**GOAL OF THE EXERCISE:** Among the entries below, find the lines with "drives" and copy them.

**RECORD EXCERPTS:**
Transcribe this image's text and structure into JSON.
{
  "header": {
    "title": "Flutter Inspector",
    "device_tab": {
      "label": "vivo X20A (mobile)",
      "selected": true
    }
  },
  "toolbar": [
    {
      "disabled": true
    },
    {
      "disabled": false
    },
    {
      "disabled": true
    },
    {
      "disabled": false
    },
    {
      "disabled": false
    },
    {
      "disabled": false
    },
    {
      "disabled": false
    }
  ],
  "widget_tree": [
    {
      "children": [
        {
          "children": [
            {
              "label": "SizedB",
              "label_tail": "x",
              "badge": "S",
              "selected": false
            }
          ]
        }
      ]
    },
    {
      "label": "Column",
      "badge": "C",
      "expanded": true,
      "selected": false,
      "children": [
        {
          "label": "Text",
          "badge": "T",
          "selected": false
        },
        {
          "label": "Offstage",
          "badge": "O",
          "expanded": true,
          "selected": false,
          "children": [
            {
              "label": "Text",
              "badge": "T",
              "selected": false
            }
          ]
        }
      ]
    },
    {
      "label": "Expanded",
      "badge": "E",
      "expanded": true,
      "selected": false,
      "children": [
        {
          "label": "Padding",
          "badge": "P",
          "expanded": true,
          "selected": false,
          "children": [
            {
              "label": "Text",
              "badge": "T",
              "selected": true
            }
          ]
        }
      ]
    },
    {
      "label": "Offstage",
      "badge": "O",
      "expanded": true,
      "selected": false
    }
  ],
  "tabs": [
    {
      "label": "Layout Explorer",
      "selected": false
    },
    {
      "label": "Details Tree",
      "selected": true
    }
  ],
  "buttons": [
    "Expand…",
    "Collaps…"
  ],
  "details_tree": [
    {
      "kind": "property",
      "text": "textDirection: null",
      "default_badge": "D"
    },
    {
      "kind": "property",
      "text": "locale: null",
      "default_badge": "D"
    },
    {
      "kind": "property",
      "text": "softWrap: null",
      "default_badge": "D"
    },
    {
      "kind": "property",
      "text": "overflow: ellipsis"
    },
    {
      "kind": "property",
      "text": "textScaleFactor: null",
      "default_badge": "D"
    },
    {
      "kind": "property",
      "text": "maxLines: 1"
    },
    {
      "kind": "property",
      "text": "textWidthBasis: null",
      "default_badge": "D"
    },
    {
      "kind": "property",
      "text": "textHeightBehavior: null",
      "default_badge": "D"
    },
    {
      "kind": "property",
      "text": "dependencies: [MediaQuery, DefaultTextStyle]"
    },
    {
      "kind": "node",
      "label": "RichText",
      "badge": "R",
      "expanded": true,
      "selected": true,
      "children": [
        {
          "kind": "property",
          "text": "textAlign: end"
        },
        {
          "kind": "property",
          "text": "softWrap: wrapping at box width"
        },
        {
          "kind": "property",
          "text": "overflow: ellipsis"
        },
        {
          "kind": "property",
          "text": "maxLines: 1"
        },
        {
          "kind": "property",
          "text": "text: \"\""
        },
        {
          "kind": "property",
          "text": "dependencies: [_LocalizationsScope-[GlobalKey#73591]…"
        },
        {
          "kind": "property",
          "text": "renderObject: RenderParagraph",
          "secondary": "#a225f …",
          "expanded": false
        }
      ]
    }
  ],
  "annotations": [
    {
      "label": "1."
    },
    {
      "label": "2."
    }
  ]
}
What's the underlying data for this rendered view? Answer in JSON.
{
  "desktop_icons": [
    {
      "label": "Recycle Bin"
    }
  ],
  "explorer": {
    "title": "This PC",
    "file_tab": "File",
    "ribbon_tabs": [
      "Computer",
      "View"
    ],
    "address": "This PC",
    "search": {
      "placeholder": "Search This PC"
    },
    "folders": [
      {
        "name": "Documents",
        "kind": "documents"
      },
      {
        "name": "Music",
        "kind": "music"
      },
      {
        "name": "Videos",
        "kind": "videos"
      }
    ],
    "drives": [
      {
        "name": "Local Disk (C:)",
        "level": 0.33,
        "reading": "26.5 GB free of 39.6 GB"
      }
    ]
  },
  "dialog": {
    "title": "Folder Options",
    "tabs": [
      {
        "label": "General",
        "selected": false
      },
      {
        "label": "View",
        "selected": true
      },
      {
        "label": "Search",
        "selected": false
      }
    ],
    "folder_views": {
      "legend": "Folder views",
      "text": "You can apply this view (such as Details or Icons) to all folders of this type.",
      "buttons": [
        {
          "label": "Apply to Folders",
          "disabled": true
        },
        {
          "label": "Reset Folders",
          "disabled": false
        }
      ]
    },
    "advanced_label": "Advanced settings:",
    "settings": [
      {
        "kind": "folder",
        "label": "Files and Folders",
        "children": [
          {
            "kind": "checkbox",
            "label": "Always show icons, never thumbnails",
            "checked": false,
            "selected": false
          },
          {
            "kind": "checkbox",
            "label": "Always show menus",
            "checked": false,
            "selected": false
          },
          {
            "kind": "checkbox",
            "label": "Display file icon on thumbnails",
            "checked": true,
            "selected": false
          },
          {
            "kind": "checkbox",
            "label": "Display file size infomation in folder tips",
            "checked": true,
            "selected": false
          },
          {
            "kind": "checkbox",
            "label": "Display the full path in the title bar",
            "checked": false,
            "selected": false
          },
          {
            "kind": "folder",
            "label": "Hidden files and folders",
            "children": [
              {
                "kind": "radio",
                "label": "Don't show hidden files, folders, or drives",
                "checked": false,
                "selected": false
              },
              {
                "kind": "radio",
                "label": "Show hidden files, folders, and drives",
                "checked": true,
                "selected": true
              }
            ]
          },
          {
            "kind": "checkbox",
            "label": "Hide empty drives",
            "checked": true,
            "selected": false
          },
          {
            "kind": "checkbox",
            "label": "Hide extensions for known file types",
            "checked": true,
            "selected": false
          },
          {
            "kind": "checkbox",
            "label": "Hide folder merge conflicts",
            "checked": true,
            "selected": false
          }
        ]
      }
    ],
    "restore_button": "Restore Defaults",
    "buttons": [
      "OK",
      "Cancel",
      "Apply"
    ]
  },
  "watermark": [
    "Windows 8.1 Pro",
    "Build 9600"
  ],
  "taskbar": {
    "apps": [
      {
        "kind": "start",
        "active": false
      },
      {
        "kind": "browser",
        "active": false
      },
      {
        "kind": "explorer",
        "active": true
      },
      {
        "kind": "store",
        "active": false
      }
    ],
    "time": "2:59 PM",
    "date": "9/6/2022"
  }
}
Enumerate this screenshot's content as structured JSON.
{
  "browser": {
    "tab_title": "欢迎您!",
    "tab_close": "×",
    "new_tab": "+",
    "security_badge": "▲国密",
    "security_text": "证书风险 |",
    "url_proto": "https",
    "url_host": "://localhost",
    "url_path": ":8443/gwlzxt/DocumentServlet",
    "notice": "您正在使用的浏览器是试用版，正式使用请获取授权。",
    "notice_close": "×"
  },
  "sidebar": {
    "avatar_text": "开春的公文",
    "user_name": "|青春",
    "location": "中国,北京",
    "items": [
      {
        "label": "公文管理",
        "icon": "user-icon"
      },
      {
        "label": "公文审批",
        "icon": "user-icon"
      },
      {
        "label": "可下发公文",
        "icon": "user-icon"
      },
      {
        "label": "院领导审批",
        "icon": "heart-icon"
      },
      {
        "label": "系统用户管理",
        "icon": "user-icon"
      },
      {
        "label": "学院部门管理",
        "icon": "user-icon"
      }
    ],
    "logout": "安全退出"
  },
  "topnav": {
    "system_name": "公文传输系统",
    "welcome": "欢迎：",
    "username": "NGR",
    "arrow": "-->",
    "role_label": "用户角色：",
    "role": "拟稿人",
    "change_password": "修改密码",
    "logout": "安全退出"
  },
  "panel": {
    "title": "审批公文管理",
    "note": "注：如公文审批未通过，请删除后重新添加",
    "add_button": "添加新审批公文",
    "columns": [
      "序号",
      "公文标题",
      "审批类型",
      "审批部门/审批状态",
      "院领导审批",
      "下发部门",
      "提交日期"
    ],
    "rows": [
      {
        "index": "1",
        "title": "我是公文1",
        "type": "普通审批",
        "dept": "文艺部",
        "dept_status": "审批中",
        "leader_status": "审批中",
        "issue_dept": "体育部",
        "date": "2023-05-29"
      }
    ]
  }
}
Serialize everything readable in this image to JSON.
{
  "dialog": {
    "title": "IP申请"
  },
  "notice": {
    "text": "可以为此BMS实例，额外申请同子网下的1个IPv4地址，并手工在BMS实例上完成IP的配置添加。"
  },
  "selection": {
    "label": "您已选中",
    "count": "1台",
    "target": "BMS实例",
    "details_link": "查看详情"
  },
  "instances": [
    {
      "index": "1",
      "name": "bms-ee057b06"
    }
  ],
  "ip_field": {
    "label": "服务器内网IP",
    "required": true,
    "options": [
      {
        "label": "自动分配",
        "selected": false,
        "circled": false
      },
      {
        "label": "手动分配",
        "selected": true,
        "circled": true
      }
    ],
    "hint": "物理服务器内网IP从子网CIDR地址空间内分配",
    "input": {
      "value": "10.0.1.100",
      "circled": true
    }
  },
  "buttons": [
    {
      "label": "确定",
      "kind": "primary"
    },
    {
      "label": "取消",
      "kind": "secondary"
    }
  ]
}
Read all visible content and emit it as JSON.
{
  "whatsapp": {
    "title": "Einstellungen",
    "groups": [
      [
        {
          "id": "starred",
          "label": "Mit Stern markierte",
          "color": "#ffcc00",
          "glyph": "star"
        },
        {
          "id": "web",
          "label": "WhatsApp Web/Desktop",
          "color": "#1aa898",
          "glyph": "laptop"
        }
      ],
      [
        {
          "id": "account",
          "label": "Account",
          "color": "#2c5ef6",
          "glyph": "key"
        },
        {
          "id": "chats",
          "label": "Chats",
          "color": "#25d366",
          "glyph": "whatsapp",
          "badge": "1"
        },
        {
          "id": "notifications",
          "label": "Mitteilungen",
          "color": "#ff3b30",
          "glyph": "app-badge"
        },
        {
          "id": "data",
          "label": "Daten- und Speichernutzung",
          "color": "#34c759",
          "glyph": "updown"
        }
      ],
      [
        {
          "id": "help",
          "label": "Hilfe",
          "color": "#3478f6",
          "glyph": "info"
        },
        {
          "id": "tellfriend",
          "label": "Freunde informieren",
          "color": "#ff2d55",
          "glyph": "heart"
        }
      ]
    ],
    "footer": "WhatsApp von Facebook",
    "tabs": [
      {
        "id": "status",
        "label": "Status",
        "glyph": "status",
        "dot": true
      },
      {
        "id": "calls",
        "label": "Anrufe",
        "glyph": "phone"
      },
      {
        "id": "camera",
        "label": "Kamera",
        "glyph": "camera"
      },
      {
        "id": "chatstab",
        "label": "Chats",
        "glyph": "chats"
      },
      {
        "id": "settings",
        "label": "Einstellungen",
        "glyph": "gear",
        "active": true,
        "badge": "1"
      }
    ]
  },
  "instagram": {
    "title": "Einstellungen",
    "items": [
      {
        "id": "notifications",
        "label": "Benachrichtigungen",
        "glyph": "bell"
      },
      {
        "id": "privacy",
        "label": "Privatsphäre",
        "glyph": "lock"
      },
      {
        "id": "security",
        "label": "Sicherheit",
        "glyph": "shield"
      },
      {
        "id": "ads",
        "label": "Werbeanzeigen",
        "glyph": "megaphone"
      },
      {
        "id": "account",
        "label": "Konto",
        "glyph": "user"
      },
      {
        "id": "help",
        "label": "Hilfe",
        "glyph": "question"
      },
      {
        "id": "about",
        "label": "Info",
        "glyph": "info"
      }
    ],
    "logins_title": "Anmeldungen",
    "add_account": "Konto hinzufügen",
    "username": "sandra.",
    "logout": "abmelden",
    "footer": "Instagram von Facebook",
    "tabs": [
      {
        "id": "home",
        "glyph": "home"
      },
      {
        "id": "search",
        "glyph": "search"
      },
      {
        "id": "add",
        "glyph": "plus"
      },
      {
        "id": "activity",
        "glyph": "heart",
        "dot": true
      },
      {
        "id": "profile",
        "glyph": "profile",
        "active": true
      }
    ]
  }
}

**SOLUTION TO THIS EXERCISE:**
    "drives": [
                "label": "Don't show hidden files, folders, or drives",
                "label": "Show hidden files, folders, and drives",
            "label": "Hide empty drives",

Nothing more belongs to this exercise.